The Fabrication Workshop is available for all UB faculty, staff and students to use, while the SMART Fabrication Factory is geared toward faculty research and industry engagement.
By the time they arrived at UB to begin working on the installation, the “Ocean Cube” design team already had everything in place, from the footprint of the exhibit to how it was going to be laid out.
UB’s Fabrication Workshop and SMART Fabrication Factory team, which included Wade Georgi, manager of shop services, served in a more consultant role.
“We were really just helping them figure out the best way to design it, and the most efficient way to do things,” Romano says. “It’s hard to work with metal, but we have a metal room. They wouldn’t have been able to make their whale on the spot there. We have access to machinery that made it easier for them to produce this.”
“Everything was custom made, from the smallest piece all the way up to the jellyfish and whale,” adds Dan Vrana, a SMART Fabrication Factory technician. “Nothing was off the shelf. There was no part of it they just took out of a box and then put up.”
Once the fabrication work was completed, Fernando and the team loaded everything into a rental van and drove it back to New York. Romano and Vrana assisted with the setup the week before “Ocean Cube” opened.
“It was nice to see an empty space transformed into this underwater world,” Romano says. “People were poking their heads in all day long each day, asking all kinds of questions. It was great to see that people were interested in it even before it was open.”
Visitors purchase tickets to enter the exhibit, starting with the Coral Tunnel, where they navigate through a canopy of touchable, 3-D coral reef models. Next, Net Guard features a room marked by shining buoys hanging from above. This leads to the Jellyfish Station — a 22-foot-by-22-foot cube designed to make visitors feel like they’re submerged deep in the ocean — followed by Bubble Mall.
Of the five rooms that comprise “Ocean Cube,” the last, called Recycle Bank, is the most poignant: 1,000 plastic beverage containers — and counting — dangle from the ceiling
“The tone of the story abruptly changes,” Fernando explains. “It’s more effective because the contrast from the playful to the reflective really shocks people. They come out talking about recycling, waste and how we need to do better.
“They also come out conflicted because sometimes they’ve entered the space with a plastic bottle of their own and feel both happy about the message and also guilty about their own daily routines. That internal conflict is the stepping stone to getting others to create change.”
To ensure that the rooms mimic the beauty of the ocean, Fernando and the team researched prominent colors, tones, lighting conditions and, of course, marine life.
“The composition of all of these elements is what created such a magical experience, one similar to if you were to dive into the depths of the ocean yourself,” he says. “Subsequently, our team identified the elements that also play a bigger role in the narrative of sustainability.”

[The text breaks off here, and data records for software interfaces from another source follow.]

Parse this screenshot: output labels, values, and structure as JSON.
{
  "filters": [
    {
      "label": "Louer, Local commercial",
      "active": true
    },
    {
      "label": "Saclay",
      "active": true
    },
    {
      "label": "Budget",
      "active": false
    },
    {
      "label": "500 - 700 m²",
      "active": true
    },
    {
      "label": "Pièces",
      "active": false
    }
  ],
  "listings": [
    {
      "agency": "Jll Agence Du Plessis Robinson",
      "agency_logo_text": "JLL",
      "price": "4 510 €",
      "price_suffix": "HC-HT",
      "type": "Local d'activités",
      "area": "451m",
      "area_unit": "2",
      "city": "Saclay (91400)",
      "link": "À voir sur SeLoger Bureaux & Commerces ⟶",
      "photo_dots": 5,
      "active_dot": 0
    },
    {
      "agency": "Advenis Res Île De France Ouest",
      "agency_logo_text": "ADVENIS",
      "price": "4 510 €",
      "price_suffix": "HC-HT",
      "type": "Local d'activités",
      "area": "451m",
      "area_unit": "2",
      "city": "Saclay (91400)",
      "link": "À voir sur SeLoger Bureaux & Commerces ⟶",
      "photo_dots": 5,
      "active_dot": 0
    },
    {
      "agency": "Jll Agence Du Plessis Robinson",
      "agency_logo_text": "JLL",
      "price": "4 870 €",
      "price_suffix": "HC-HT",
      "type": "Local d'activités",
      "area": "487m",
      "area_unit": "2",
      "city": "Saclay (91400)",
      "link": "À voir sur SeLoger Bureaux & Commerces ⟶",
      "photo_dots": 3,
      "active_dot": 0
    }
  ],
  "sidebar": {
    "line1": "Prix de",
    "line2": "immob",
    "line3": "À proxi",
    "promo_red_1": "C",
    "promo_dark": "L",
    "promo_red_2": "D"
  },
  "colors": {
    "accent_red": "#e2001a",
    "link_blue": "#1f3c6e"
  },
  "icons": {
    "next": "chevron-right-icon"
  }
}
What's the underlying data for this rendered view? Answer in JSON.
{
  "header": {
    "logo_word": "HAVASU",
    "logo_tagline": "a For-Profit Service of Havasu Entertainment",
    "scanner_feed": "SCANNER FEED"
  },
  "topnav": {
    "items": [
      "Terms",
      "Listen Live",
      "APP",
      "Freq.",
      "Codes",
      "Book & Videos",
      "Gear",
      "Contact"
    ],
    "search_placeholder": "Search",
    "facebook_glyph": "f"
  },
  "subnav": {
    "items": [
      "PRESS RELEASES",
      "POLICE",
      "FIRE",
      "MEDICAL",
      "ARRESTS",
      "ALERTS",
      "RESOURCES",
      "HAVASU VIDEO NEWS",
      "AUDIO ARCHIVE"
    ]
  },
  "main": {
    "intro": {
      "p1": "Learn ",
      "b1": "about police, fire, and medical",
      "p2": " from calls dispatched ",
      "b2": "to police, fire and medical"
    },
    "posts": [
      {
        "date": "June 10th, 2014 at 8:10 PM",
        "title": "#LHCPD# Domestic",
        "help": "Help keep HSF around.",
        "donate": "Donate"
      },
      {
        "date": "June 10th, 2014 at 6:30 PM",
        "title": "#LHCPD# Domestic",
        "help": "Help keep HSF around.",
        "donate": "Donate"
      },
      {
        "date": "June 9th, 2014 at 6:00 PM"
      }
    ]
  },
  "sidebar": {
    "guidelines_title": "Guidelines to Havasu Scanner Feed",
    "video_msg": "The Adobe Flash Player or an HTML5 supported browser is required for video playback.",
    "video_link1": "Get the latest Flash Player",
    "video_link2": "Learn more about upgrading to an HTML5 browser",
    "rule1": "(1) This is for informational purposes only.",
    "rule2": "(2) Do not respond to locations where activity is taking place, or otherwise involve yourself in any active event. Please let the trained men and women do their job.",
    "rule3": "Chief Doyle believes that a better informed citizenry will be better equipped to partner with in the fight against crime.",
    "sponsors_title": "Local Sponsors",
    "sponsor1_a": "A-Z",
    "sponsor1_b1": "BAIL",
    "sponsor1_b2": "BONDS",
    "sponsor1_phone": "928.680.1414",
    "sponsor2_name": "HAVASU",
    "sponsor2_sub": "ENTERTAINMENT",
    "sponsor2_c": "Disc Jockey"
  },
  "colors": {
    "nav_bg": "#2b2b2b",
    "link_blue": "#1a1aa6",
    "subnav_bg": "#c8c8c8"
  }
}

The design team is also collaborating with a company called Sure We Can, which is helping with recycling during and after the exhibition. They’re also working toward purchasing a new 3D printer paired with a machine that can break down plastic and extrude it into printing material for architectural use.
“Ocean Cube” took about five months to complete, including four weeks fabricating the installation elements alongside members of UB’s Fabrication Workshop and the SMART Factory, as well as with members of a New York-based group called MOV.E.
The exhibit has been warmly received by visitors, who’ve documented their journey through the installation with countless photos posted to social media.
“It’s exciting to see,” Fernando says. “The children are also overly enthusiastic when they explore the exhibit. I even see many parents explaining the message to their children as they finish off at the Recycle Bank.”
That prompts the question: Will “Ocean Cube” tour other cities?
“We’re definitely open to the idea,” Fernando says. “I would love to see it move to other locations and generate a conversation wherever it is housed.”
“Ocean Cube” is on view through Aug. 18 at 60 Grand St. in New York. Tickets are available online.